Single member LLCs, meaning it’s just you running your business, are treated like sole proprietorships by the IRS. This means that any profits or losses your LLC experiences, will pass-through to you as the single owner. All you have to do is file a Schedule C, which reports profits or loss from your business, with your personal tax return (IRS Form 1040). It should be noted that an LLC can elect to be taxed as a corporation under Subchapter C, by filing IRS Form 8832 (Entity Classification Election), or as a corporation under Subchapter S by filing IRS Form 2553 (Election by a Small Business Corporation).
What if my LLC has more than one member?
As with a single member LLC, the IRS will view your multi-member LLC as a partnership. The LLC will retain it’s pass-through tax status, with a few wrinkles with regards to paperwork. Instead of one member filing a 1040, instead each member will have to file a Return of Partnership Income form (IRS Form 1065). This document lets the IRS check and make sure each owner is reporting their income properly. Beyond that, each LLC owner will attach a Schedule K-1 (Partner’s Share of Income, Deductions, Credits, etc.) to their Form 1040. This form shows the IRS each member’s share of the LLC’s profits and losses.
Here’s a tip: If your LLC is going to have more than one member, it would be a good idea to draw up a simple operating agreement. Most states don’t require an LLC to have one, but with so many cooks in the kitchen, you’ll want clear documentation with regards to ownership percentage, voting rights, distribution of profits and losses, as well as rules for buying out a member. You won’t be require to file the agreement, but it should be signed by each member and kept with the LLC’s important documents.
Beyond the basic information you’ll also need:
• payroll documents
• bank and credit card statements
• accounting documents
• partnership agreements
• depreciation schedules
• gross receipts

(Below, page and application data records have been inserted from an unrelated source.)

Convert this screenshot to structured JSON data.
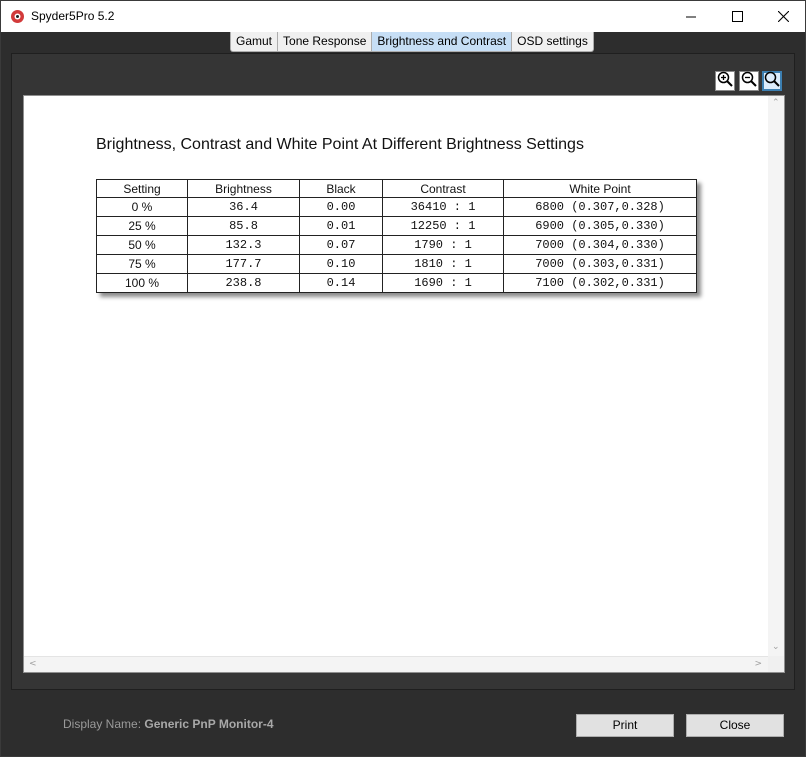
{
  "window": {
    "title": "Spyder5Pro 5.2",
    "controls": {
      "minimize": "minimize-icon",
      "maximize": "maximize-icon",
      "close": "close-icon"
    }
  },
  "tabs": [
    {
      "label": "Gamut",
      "active": false
    },
    {
      "label": "Tone Response",
      "active": false
    },
    {
      "label": "Brightness and Contrast",
      "active": true
    },
    {
      "label": "OSD settings",
      "active": false
    }
  ],
  "zoom": {
    "zoom_in": "zoom-in-icon",
    "zoom_out": "zoom-out-icon",
    "zoom_fit": "zoom-fit-icon"
  },
  "report": {
    "title": "Brightness, Contrast and White Point At Different Brightness Settings",
    "columns": [
      "Setting",
      "Brightness",
      "Black",
      "Contrast",
      "White Point"
    ],
    "rows": [
      [
        "0 %",
        "36.4",
        "0.00",
        "36410 : 1",
        "6800 (0.307,0.328)"
      ],
      [
        "25 %",
        "85.8",
        "0.01",
        "12250 : 1",
        "6900 (0.305,0.330)"
      ],
      [
        "50 %",
        "132.3",
        "0.07",
        "1790 : 1",
        "7000 (0.304,0.330)"
      ],
      [
        "75 %",
        "177.7",
        "0.10",
        "1810 : 1",
        "7000 (0.303,0.331)"
      ],
      [
        "100 %",
        "238.8",
        "0.14",
        "1690 : 1",
        "7100 (0.302,0.331)"
      ]
    ]
  },
  "footer": {
    "display_name_label": "Display Name:",
    "display_name_value": "Generic PnP Monitor-4",
    "print_label": "Print",
    "close_label": "Close"
  },
  "colors": {
    "active_tab": "#c6def5",
    "background": "#2d2d2d",
    "paper": "#ffffff"
  }
}
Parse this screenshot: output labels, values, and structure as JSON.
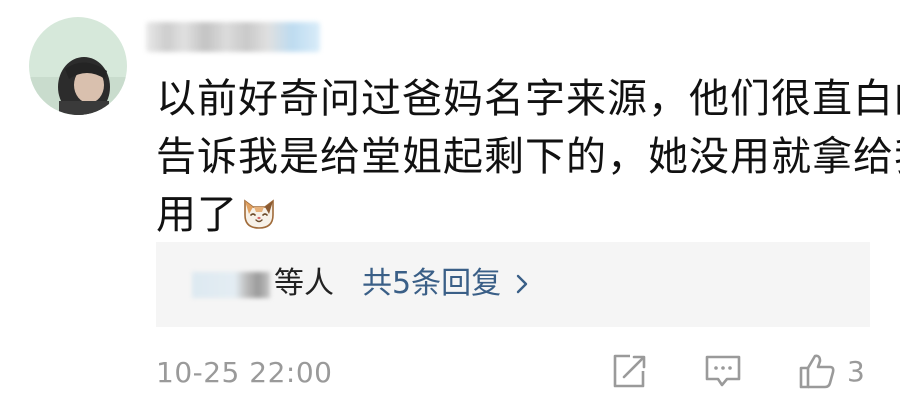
{
  "comment": {
    "lines": [
      "以前好奇问过爸妈名字来源，他们很直白的",
      "告诉我是给堂姐起剩下的，她没用就拿给我",
      "用了"
    ],
    "emoji": "cat-face-emoji"
  },
  "replies": {
    "names_suffix": "等人",
    "link_label": "共5条回复",
    "link_icon": "chevron-right-icon",
    "link_color": "#3a5f87"
  },
  "meta": {
    "timestamp": "10-25 22:00",
    "like_count": "3"
  },
  "icons": {
    "share": "share-icon",
    "reply": "comment-icon",
    "like": "thumbs-up-icon"
  },
  "colors": {
    "text": "#111111",
    "muted": "#9a9a9a",
    "reply_bg": "#f5f5f5"
  }
}
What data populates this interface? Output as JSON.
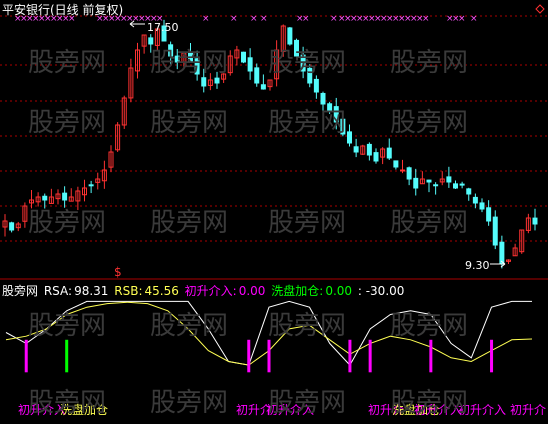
{
  "header": {
    "title": "平安银行(日线 前复权)"
  },
  "price_panel": {
    "high_label": "17.50",
    "low_label": "9.30",
    "signal_mark": "$"
  },
  "indicator_bar": {
    "name": "股旁网",
    "rsa_label": "RSA:",
    "rsa_value": "98.31",
    "rsb_label": "RSB:",
    "rsb_value": "45.56",
    "cs_label": "初升介入:",
    "cs_value": "0.00",
    "xp_label": "洗盘加仓:",
    "xp_value": "0.00",
    "extra_value": ": -30.00"
  },
  "bottom_labels": [
    "初升介入",
    "洗盘加仓",
    "初升介",
    "初升介入",
    "初升介",
    "洗盘加仓",
    "初升介入",
    "初升介入",
    "初升介"
  ],
  "watermark": "股旁网",
  "colors": {
    "background": "#000000",
    "up_candle": "#ff3232",
    "down_candle": "#54fcfc",
    "grid": "#aa0000",
    "rsa_line": "#ffffff",
    "rsb_line": "#ffff54",
    "chusheng_bar": "#ff00ff",
    "xipan_bar": "#00ff00",
    "marker": "#ff54ff"
  },
  "chart_data": [
    {
      "type": "candlestick",
      "title": "平安银行(日线 前复权)",
      "ylim": [
        9.0,
        18.0
      ],
      "annotations": [
        {
          "text": "17.50",
          "value": 17.5
        },
        {
          "text": "9.30",
          "value": 9.3
        }
      ],
      "close_path": [
        10.9,
        10.6,
        10.8,
        11.4,
        11.6,
        11.7,
        11.6,
        11.7,
        11.8,
        11.6,
        11.7,
        11.9,
        12.0,
        12.1,
        12.3,
        12.6,
        13.2,
        14.1,
        15.0,
        16.0,
        16.6,
        17.1,
        16.8,
        17.3,
        16.9,
        16.4,
        16.2,
        16.5,
        16.2,
        15.8,
        15.4,
        15.6,
        15.5,
        15.8,
        16.4,
        16.6,
        16.2,
        15.9,
        15.5,
        15.3,
        15.6,
        16.6,
        17.4,
        16.8,
        16.4,
        15.9,
        15.5,
        15.2,
        14.8,
        14.6,
        14.2,
        13.8,
        13.5,
        13.2,
        13.4,
        13.1,
        12.9,
        13.3,
        13.0,
        12.7,
        12.6,
        12.3,
        12.0,
        12.3,
        12.2,
        12.1,
        12.3,
        12.2,
        12.0,
        12.1,
        11.8,
        11.5,
        11.3,
        10.9,
        10.1,
        9.5,
        9.6,
        10.0,
        10.6,
        11.0,
        10.8
      ]
    },
    {
      "type": "line",
      "title": "",
      "ylim": [
        -30,
        100
      ],
      "series": [
        {
          "name": "RSA",
          "values": [
            55,
            40,
            60,
            85,
            98,
            98,
            98,
            98,
            98,
            98,
            60,
            15,
            10,
            90,
            98,
            90,
            40,
            10,
            60,
            80,
            85,
            80,
            40,
            20,
            90,
            98,
            98
          ]
        },
        {
          "name": "RSB",
          "values": [
            45,
            50,
            60,
            80,
            90,
            95,
            97,
            95,
            85,
            60,
            30,
            15,
            10,
            30,
            60,
            65,
            45,
            25,
            40,
            50,
            45,
            35,
            20,
            15,
            30,
            45,
            46
          ]
        },
        {
          "name": "初升介入",
          "values": [
            0,
            100,
            0,
            0,
            0,
            0,
            0,
            0,
            0,
            0,
            0,
            0,
            100,
            100,
            0,
            0,
            0,
            100,
            100,
            0,
            0,
            100,
            0,
            0,
            100,
            0,
            0
          ]
        },
        {
          "name": "洗盘加仓",
          "values": [
            0,
            0,
            0,
            100,
            0,
            0,
            0,
            0,
            0,
            0,
            0,
            0,
            0,
            0,
            0,
            0,
            0,
            0,
            0,
            0,
            0,
            0,
            0,
            0,
            0,
            0,
            0
          ]
        }
      ]
    }
  ]
}
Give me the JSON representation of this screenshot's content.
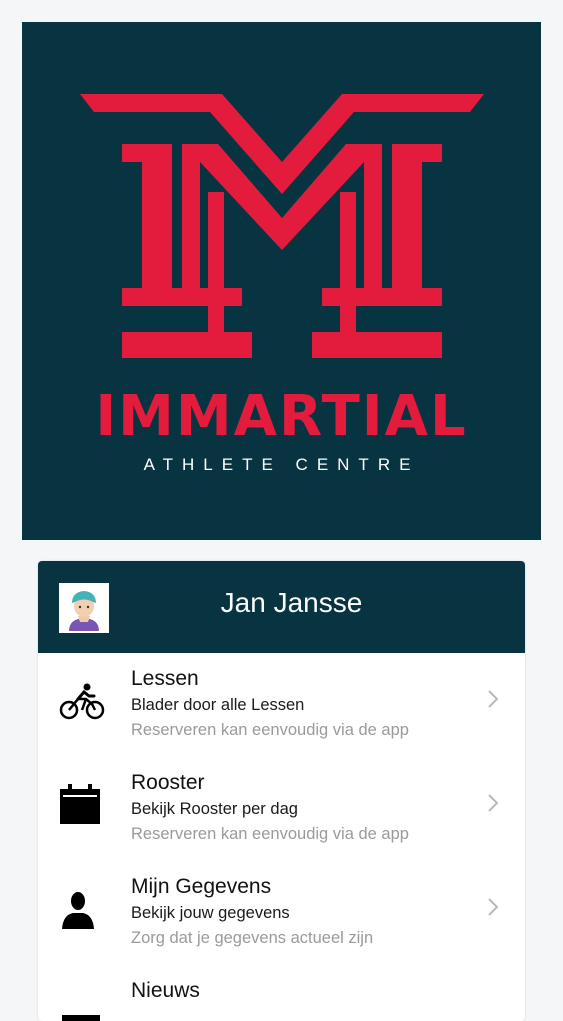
{
  "logo": {
    "brand": "IMMARTIAL",
    "tagline": "ATHLETE CENTRE",
    "background": "#073440",
    "accent": "#e31c3d"
  },
  "header": {
    "user_name": "Jan Jansse",
    "avatar_icon": "user-avatar-icon"
  },
  "menu": [
    {
      "title": "Lessen",
      "subtitle": "Blader door alle Lessen",
      "hint": "Reserveren kan eenvoudig via de app",
      "icon": "bicycle-icon"
    },
    {
      "title": "Rooster",
      "subtitle": "Bekijk Rooster per dag",
      "hint": "Reserveren kan eenvoudig via de app",
      "icon": "calendar-icon"
    },
    {
      "title": "Mijn Gegevens",
      "subtitle": "Bekijk jouw gegevens",
      "hint": "Zorg dat je gegevens actueel zijn",
      "icon": "person-icon"
    },
    {
      "title": "Nieuws",
      "icon": "news-icon"
    }
  ]
}
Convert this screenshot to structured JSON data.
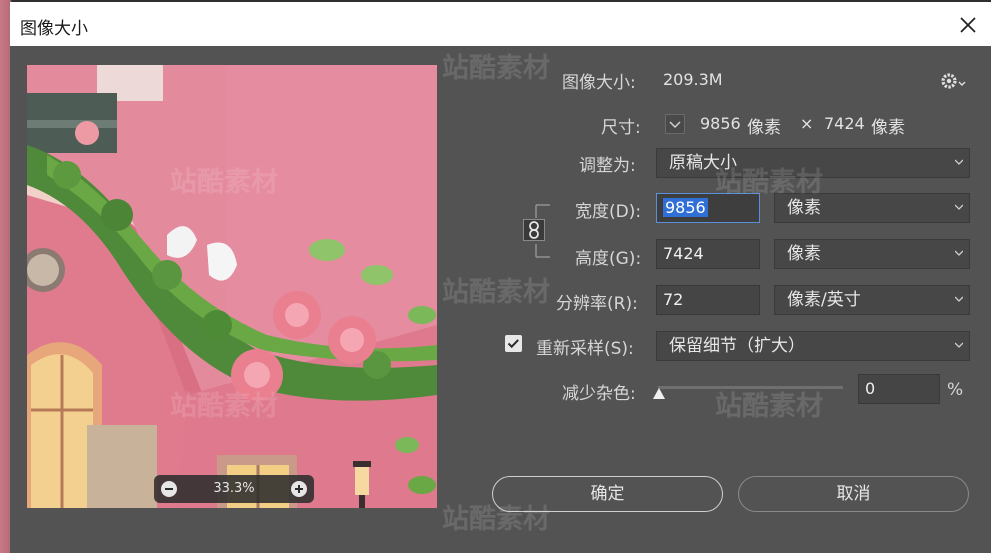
{
  "window": {
    "title": "图像大小"
  },
  "preview": {
    "zoom": "33.3%"
  },
  "image_size": {
    "label": "图像大小:",
    "value": "209.3M"
  },
  "dimensions": {
    "label": "尺寸:",
    "width": "9856",
    "width_unit": "像素",
    "separator": "×",
    "height": "7424",
    "height_unit": "像素"
  },
  "fit_to": {
    "label": "调整为:",
    "value": "原稿大小"
  },
  "width_row": {
    "label": "宽度(D):",
    "value": "9856",
    "unit": "像素"
  },
  "height_row": {
    "label": "高度(G):",
    "value": "7424",
    "unit": "像素"
  },
  "resolution_row": {
    "label": "分辨率(R):",
    "value": "72",
    "unit": "像素/英寸"
  },
  "resample": {
    "label": "重新采样(S):",
    "checked": true,
    "method": "保留细节（扩大）"
  },
  "noise": {
    "label": "减少杂色:",
    "value": "0",
    "unit": "%",
    "level": 0
  },
  "buttons": {
    "ok": "确定",
    "cancel": "取消"
  },
  "watermark": {
    "text": "站酷素材"
  },
  "colors": {
    "dialog_bg": "#535353",
    "field_bg": "#454545",
    "selection": "#2f6fd6",
    "preview_pink": "#e48a9d"
  }
}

• checking and savings account interest
What tax forms do I need to file?
Corporations: Form 83-105
Partnerships: Form 80-105
LLCs: Form 80-105
What are the Mississippi corporate net income tax rates?
$10,000 + 5%
What are the Mississippi personal net income tax rates?
$10,000 + 5%
What is the average Mississippi sales tax rate?
7%. The Tax Foundation ranks Mississippi 34th in average sales tax, which means it ranks better than the neighboring states of Louisiana, Alabama, and Tennessee.
When are my taxes due?
Corporate income and franchise tax returns are due by March 15 (or by the 15th day of the 3rd month following the end of the taxable year for fiscal year filers) for calendar filers.
What if I need an extension?
Mississippi offers a 6-month business extension, which moves the filing deadline to September 15 (for calendar year filers). There is no Mississippi extension application to submit unless you owe Mississippi tax, in which case you can file and pay your extension using Form 83-180.